Chris Brown, 1955-2022
Chris Brown, a Project Manager in Freese and Nichols’ Energy Group in Dallas for more than 11 years, died Oct. 26 at age 67. He had been ill for several years with cardiac cancer but continued engaging with coworkers and assisting clients, including serving as Project Manager for three of our projects — in Colorado, Georgia and South Dakota — helping dairies convert cow waste into renewable natural gas.
An engineer with more than 40 years in the industry, Chris joined Freese and Nichols in 2011 when we acquired the Nicol & Associates firm. He was Oil and Gas Group Manager in 2017-19.
“Chris was a good, solid guy, a good family guy and a good engineer,” said Kevin Johnson, North Texas Division Manager. “Clients enjoyed working with him.”
Chris was born in Missouri, and he and his wife, Rebecca, lived in Sherman. He was a father and grandfather, an avid gardener who built his own hydroponic greenhouse, and a softball umpire who officiated for college, high school, Olympic-level teams and at the Canada Cup. Chris and his wife also officiated at high school volleyball matches, including at the Texas state playoffs. And he loved his 2016 red Mustang.
Dennis Brown called Chris “a super nice guy” and the type who chose the stairs over the elevator.
The Browns traveled extensively, ranging from Ireland, France and the Netherlands to Israel, Egypt and Viet Nam. Their favorite trip was to Cape Town, South Africa. They often stayed in bed-and-breakfasts in private homes, which allowed them to visit with local residents.
“They engaged in the culture” and made lasting friendships along the way, Ross Ward said.
The Browns also decorated their home elaborately for Christmas and would host the group for a holiday party. Colleagues said Chris and Rebecca were devoted to each other, and she was instrumental in discovering the tumor in his heart. His treatment included chemotherapy then two open-heart surgeries 14 months apart. Yet, he would return to work as quickly as he could.
“It was a lot, and I never heard him complain,” Ross said. “His resilience to go through that with the attitude he did was a testament to who he was.”
Dan McKenzie, who followed Chris as manager of the group, said he “enjoyed bringing young people along and training them.”
Jim Koss offered an example of that. He recalled that among his first pipeline projects was one that Chris landed, then passed on to him. “He was good at giving people opportunities,” Jim said.

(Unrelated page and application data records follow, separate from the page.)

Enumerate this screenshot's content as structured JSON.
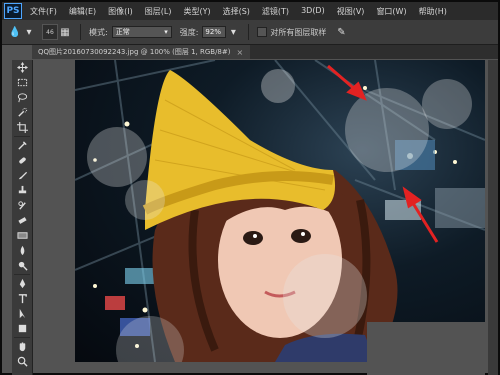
{
  "app": {
    "logo": "PS",
    "menu": [
      "文件(F)",
      "编辑(E)",
      "图像(I)",
      "图层(L)",
      "类型(Y)",
      "选择(S)",
      "滤镜(T)",
      "3D(D)",
      "视图(V)",
      "窗口(W)",
      "帮助(H)"
    ]
  },
  "options": {
    "brush_size": "46",
    "mode_label": "模式:",
    "mode_value": "正常",
    "strength_label": "强度:",
    "strength_value": "92%",
    "sample_all_layers": "对所有图层取样"
  },
  "document": {
    "tab_title": "QQ图片20160730092243.jpg @ 100% (图层 1, RGB/8#)",
    "close": "×"
  },
  "tools": [
    "move-tool",
    "marquee-tool",
    "lasso-tool",
    "quick-select-tool",
    "crop-tool",
    "eyedropper-tool",
    "healing-brush-tool",
    "brush-tool",
    "clone-stamp-tool",
    "history-brush-tool",
    "eraser-tool",
    "gradient-tool",
    "blur-tool",
    "dodge-tool",
    "pen-tool",
    "type-tool",
    "path-select-tool",
    "shape-tool",
    "hand-tool",
    "zoom-tool"
  ],
  "colors": {
    "hat": "#e8bd2c",
    "arrow": "#e32222"
  }
}
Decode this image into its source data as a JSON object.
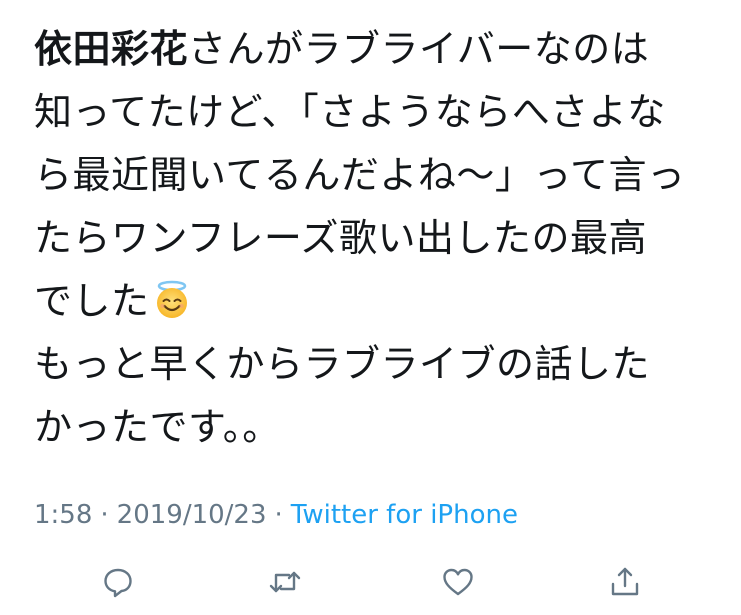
{
  "tweet": {
    "lines": [
      {
        "bold": "依田彩花",
        "text": "さんがラブライバーなのは"
      },
      {
        "text": "知ってたけど、「さようならへさよな"
      },
      {
        "text": "ら最近聞いてるんだよね〜」って言っ"
      },
      {
        "text": "たらワンフレーズ歌い出したの最高"
      },
      {
        "text": "でした"
      },
      {
        "text": "もっと早くからラブライブの話した"
      },
      {
        "text": "かったです。。"
      }
    ],
    "emoji": "smiling-face-with-halo"
  },
  "meta": {
    "time": "1:58",
    "separator": "·",
    "date": "2019/10/23",
    "source": "Twitter for iPhone"
  },
  "colors": {
    "text": "#14171a",
    "meta": "#657786",
    "link": "#1da1f2",
    "icon": "#657786"
  },
  "actions": [
    "reply-icon",
    "retweet-icon",
    "like-icon",
    "share-icon"
  ]
}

Chris had a background in telecommunications. But at Freese and Nichols, he focused on natural gas and oil pipeline design, facility design and construction management activities. He had extensive experience using software to simulate and troubleshoot natural gas, water and oil gathering systems.
Among his most significant projects involved design of a natural gas gathering system for a client operating in the Barnett Shale area of northwest Texas. Colleagues said his relationship with a company handling land work for Freese and Nichols pipeline projects helped lead the company into the biogas field.
“He was a top-notch pipeline engineer,” Aaron Hanks said.
Chris received a master’s degree in engineering from Southern Methodist University, an MBA from The University of Texas at Austin and a bachelor’s in engineering from the University of Missouri.